REQUIRED WORK: Lines with the string "icon" are to be identified in the listing and copied.

SOURCE MATERIAL:
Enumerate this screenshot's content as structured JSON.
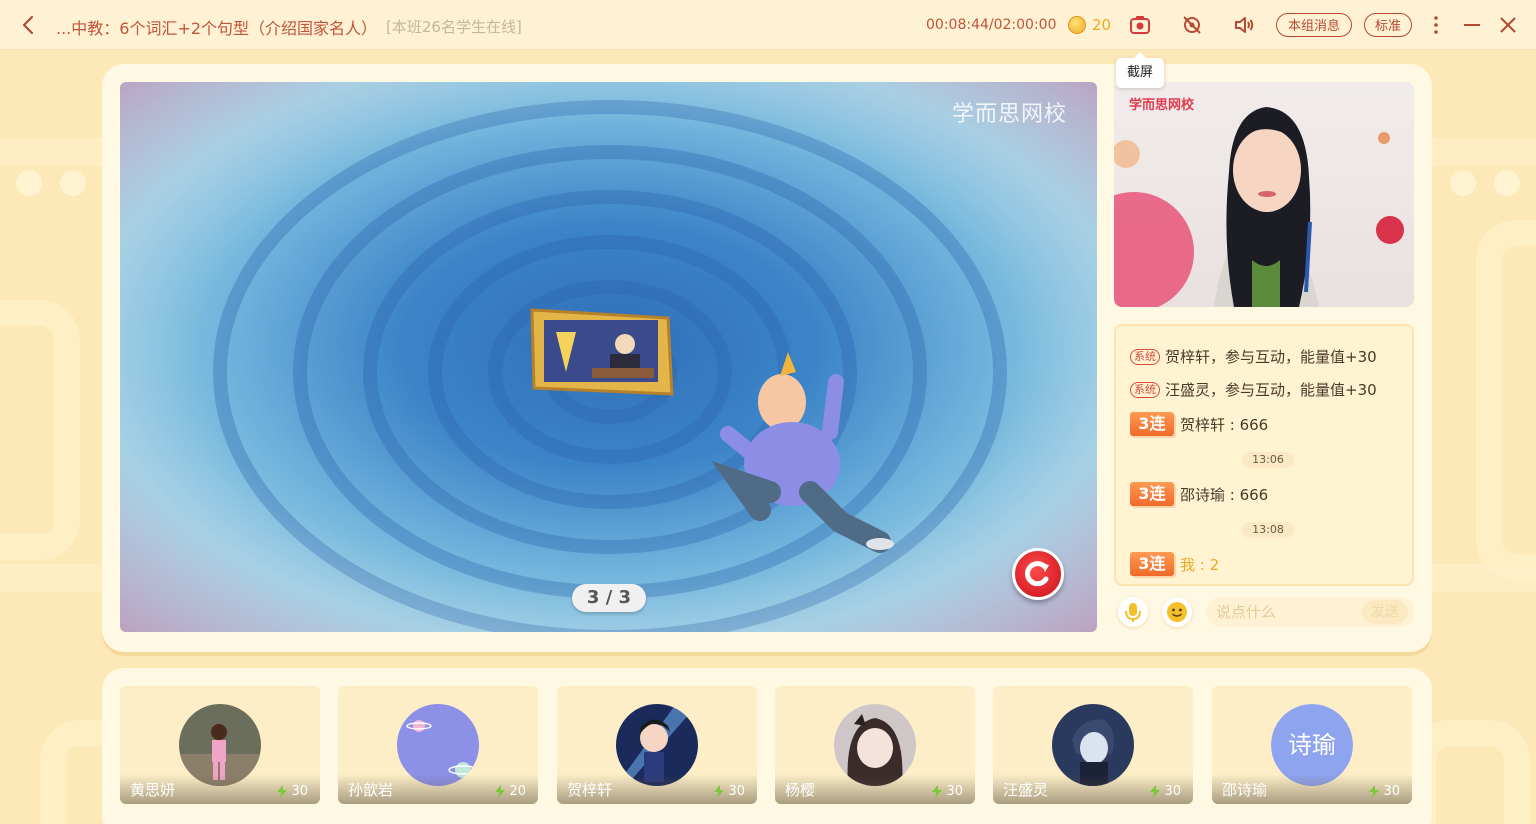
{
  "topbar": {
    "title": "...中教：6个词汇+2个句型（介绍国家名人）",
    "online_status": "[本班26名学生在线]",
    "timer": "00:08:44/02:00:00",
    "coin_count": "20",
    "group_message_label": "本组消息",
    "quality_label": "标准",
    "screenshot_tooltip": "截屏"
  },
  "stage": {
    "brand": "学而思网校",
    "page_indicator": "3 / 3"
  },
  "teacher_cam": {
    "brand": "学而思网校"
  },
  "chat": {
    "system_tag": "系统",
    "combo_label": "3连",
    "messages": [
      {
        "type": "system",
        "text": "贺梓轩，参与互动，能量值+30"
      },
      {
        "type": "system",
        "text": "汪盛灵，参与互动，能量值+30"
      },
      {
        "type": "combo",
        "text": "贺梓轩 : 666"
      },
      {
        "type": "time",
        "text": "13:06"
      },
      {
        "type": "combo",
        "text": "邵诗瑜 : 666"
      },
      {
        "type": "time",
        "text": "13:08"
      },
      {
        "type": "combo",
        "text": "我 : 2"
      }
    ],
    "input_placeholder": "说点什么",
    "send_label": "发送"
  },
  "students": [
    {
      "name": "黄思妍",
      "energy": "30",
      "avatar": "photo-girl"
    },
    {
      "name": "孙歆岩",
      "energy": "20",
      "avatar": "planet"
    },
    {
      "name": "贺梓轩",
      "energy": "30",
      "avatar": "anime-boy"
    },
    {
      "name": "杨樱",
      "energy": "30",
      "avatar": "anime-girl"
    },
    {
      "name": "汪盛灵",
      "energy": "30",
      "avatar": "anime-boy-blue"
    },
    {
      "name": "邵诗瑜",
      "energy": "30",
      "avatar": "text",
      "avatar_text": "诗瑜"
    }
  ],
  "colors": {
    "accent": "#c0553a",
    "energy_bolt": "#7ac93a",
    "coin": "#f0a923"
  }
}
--
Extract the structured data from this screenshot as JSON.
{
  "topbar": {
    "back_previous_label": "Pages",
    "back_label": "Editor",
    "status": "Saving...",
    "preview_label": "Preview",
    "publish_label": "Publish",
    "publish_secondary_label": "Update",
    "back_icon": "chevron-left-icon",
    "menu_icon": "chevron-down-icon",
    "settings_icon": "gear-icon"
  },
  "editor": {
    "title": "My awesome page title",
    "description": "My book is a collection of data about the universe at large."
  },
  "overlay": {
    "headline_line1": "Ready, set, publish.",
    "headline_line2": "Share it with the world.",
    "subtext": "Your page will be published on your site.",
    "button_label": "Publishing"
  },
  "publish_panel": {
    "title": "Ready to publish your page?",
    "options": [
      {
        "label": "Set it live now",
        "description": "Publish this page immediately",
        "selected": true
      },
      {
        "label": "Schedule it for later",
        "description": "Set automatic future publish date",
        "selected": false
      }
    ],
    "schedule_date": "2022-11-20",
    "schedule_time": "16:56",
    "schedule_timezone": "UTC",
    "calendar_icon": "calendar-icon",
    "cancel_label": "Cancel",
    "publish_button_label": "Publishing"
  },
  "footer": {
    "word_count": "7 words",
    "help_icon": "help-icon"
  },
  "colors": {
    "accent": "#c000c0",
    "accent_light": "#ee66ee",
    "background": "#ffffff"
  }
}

SOLUTION TO THIS EXERCISE:
    "back_icon": "chevron-left-icon",
    "menu_icon": "chevron-down-icon",
    "settings_icon": "gear-icon"
    "calendar_icon": "calendar-icon",
    "help_icon": "help-icon"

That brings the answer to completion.